National Geographic : 1944 Jul
Landing Craft for Invasion U. S. Navy. Official Down the Mississippi Come Six LCTs Built Far from the Sea on Rivers and Lakes Ferry crews bring the Landing Craft, Tank downstream to New Orleans, where they are lifted aboard LSTs and sent overseas (page 30). This is the newest type, called Mark VI by the Navy. Hundreds of 327-foot LSTs, too, are built inland, many sailing 2,000 miles from Pittsburgh down the Ohio and Mississippi. history to cross the Atlantic going sideways! LSTs have such high freeboard and shallow draft that the wind blows them off the course. Our navigator computed the leeway, as in sail ing-ship days, and then plotted a 'crabbing' course. "During the Italian invasion Blackjack Maru and a British LST loaded two motorized Canadian regiments for the east coast of Italy. Our ship had 71 vehicles aboard, nearly half of them General Sherman tanks a very heavy load. "When I showed their brigadier to a room, he brushed aside my apologies for his three roommates with the statement, 'Last night I slept on the floor!' There is always much camaraderie between the ship's crew and the Army.
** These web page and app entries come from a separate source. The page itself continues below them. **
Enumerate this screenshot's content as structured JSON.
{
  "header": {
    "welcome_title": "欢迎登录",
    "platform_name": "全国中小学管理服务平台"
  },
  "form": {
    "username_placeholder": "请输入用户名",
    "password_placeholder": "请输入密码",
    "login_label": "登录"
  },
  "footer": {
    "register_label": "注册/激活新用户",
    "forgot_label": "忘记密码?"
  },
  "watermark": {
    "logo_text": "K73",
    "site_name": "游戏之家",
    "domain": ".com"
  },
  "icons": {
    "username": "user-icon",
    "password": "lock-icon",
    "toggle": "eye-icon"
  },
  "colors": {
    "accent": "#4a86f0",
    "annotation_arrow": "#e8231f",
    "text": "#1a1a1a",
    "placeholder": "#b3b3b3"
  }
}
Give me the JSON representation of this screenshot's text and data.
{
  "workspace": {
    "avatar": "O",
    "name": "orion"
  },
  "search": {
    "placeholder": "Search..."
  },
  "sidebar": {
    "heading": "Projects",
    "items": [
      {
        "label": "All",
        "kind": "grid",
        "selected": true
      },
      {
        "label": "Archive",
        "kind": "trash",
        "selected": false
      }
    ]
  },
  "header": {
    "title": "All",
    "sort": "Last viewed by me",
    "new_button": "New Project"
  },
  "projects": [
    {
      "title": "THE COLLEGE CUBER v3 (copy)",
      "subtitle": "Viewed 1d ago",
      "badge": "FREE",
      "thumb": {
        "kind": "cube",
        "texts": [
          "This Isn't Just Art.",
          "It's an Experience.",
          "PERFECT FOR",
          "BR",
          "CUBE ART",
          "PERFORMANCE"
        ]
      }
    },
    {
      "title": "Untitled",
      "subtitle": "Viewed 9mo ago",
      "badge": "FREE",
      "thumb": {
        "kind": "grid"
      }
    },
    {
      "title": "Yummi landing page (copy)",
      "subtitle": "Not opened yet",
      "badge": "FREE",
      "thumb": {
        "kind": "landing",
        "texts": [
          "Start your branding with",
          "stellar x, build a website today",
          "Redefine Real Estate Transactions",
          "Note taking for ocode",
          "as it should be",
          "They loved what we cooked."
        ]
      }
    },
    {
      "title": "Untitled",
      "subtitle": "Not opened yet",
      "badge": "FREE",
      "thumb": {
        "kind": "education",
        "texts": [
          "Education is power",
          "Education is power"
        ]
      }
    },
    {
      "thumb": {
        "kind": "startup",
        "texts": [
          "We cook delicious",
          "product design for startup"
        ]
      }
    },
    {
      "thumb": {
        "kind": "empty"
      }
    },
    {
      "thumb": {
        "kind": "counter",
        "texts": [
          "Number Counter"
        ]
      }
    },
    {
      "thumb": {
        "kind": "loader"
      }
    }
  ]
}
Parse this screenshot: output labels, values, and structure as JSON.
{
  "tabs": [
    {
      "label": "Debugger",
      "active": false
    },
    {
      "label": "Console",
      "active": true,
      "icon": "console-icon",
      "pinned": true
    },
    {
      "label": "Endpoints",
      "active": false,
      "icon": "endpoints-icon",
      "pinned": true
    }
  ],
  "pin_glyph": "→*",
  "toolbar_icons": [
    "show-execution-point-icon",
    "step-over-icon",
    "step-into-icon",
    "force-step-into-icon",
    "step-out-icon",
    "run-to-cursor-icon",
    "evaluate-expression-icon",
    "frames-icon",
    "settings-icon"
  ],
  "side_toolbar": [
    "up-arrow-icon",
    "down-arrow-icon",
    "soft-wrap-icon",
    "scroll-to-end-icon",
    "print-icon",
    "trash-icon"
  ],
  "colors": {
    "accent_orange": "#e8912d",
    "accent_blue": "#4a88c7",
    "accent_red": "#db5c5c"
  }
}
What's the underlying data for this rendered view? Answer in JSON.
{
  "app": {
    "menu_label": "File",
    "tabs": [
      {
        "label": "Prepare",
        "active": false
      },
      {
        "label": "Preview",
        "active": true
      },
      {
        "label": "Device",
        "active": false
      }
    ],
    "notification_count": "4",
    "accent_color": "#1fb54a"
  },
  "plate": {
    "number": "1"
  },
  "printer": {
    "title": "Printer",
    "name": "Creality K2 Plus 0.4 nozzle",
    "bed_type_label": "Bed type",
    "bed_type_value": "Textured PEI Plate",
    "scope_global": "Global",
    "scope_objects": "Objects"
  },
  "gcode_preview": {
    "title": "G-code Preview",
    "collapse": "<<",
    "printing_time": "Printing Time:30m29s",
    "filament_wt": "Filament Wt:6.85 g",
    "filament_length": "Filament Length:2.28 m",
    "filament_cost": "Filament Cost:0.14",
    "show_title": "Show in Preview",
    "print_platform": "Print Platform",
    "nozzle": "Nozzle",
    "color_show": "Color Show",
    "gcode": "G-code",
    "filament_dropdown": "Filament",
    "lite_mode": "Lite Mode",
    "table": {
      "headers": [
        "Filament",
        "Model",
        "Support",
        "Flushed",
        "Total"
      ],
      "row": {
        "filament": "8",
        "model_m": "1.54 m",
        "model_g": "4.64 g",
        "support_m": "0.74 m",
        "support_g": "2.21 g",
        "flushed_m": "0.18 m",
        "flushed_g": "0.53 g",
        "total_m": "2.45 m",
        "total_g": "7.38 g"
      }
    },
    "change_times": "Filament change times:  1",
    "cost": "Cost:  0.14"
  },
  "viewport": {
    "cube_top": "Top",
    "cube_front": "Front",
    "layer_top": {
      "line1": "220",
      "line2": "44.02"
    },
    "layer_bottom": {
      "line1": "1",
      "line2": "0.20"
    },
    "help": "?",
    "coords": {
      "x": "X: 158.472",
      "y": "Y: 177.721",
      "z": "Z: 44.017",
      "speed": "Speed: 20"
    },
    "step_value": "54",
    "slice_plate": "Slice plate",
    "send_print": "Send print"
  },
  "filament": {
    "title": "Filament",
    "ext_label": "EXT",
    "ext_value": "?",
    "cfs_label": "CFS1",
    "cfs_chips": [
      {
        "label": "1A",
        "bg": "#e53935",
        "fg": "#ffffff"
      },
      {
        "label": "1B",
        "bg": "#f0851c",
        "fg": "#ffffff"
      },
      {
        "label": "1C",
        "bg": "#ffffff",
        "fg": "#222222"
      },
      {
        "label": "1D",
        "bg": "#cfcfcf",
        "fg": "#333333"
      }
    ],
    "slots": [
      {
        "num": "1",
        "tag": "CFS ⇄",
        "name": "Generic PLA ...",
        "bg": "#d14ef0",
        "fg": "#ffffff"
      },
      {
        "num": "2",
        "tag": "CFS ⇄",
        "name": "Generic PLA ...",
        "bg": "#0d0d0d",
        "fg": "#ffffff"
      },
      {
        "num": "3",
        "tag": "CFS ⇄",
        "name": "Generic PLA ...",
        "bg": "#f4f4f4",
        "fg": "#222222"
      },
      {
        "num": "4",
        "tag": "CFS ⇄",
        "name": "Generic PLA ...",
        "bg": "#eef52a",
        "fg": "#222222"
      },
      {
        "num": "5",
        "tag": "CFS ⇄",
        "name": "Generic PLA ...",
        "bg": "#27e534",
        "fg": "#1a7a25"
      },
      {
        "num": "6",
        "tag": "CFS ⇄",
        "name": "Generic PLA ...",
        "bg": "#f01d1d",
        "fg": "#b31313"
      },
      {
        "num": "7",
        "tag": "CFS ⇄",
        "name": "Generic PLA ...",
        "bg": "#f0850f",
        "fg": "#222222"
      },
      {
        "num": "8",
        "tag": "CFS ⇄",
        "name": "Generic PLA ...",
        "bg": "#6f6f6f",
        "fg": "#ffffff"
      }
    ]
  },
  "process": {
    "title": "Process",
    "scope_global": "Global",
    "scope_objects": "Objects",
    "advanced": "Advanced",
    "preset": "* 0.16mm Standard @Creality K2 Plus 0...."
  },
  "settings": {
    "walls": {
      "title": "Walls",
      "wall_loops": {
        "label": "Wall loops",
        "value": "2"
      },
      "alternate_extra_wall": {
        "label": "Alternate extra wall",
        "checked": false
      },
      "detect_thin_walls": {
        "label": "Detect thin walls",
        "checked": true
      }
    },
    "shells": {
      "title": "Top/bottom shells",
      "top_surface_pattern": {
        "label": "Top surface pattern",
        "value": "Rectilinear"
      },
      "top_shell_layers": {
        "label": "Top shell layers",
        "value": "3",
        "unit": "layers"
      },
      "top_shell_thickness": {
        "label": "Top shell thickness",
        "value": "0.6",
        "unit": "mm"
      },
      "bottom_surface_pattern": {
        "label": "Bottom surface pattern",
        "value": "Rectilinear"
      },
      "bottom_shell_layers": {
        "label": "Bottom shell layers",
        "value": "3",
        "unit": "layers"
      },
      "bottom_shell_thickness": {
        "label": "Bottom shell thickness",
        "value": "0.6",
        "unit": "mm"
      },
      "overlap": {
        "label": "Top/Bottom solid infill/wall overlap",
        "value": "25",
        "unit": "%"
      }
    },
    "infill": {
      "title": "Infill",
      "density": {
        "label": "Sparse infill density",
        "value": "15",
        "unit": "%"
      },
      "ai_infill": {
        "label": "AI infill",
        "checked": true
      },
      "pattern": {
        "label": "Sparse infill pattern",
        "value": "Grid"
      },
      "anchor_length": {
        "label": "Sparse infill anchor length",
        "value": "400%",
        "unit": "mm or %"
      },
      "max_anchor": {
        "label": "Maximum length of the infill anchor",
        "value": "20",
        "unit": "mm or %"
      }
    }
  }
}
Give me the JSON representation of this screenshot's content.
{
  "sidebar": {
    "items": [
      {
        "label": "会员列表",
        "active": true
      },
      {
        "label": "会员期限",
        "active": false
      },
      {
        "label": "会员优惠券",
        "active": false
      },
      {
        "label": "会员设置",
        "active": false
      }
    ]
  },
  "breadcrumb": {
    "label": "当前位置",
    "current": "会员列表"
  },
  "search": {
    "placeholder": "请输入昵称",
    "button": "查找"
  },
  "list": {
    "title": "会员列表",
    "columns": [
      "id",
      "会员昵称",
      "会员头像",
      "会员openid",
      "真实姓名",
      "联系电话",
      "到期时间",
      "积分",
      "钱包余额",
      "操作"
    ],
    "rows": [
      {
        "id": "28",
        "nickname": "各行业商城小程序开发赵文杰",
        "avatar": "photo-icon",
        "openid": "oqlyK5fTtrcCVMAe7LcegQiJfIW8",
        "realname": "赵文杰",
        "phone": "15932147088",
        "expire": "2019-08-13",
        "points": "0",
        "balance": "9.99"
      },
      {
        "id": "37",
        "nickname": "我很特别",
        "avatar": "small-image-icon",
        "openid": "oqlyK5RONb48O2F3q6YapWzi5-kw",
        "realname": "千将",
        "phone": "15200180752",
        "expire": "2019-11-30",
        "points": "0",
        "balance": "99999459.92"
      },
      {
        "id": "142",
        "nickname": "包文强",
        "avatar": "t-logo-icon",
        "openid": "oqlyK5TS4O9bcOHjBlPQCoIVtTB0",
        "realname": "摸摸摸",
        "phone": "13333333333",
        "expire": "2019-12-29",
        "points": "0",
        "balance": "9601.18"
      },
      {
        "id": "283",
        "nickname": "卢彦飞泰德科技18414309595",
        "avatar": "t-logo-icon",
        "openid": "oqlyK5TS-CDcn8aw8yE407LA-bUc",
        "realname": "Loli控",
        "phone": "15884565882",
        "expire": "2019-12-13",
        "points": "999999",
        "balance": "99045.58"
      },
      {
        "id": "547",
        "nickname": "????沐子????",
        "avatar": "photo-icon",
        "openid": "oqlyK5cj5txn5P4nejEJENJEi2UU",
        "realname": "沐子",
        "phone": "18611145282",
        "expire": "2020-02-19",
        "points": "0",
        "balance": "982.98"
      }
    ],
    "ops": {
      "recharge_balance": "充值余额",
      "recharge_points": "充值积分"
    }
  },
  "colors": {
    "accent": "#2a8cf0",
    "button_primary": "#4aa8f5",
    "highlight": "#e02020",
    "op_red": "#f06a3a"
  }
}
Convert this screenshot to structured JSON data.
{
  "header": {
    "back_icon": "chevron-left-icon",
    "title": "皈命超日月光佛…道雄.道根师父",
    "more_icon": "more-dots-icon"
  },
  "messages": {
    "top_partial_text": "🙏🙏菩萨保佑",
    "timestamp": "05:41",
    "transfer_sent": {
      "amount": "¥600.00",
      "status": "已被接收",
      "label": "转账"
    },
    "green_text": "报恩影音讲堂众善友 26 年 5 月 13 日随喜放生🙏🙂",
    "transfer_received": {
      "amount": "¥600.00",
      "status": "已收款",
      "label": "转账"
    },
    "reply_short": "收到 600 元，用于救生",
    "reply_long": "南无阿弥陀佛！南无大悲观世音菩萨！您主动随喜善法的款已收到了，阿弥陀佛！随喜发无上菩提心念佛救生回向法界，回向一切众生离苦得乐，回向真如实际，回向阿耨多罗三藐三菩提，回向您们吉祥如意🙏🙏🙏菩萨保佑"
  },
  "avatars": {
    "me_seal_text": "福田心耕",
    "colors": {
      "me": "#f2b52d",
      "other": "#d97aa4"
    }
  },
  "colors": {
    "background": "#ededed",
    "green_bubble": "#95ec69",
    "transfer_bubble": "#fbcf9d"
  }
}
This is due largely to the commissary department, which serves the best possible meals to our guests. Of course-there is some confusion over Navy terms, but by the end of the trip the soldiers refer to the 'deck' and 'ladder' instead of 'floor' and 'stairs.' "Off Barletta we were ordered to Manfre donia, just captured by Commandos. For safety's sake we sneaked along close to shore, our shallow draft making this possible. As we nosed in between the break-waters, I momentarily expected an explosion from a mine. Ships in the harbor with only masts and funnels above water were not reassuring. "Keeping away from deeper parts of the harbor where mines might be, we let go our stern anchor, nosed up to the sea wall, and opened the bow doors. Commandos gathered around to watch the Shermans clatter down the ramp. "The British 8th Army's drive through Italy was supported by these tanks, which took the enemy by surprise. We learned later that one of them captured a German general while he slept! "Our 75th beaching took place in Jap-dis puted territory. Our orders were to land 30-ton tanks at night on a beach too shal low for us. To overcome this difficulty, we ran up as far as possible at high water, waited for the tide to fall, off-loaded at low water so that the tanks wouldn't drown, and got out when the tide came in. If the Japs had spotted us 'monumented' on the beach, unable to move, we would have been 'duck soup.'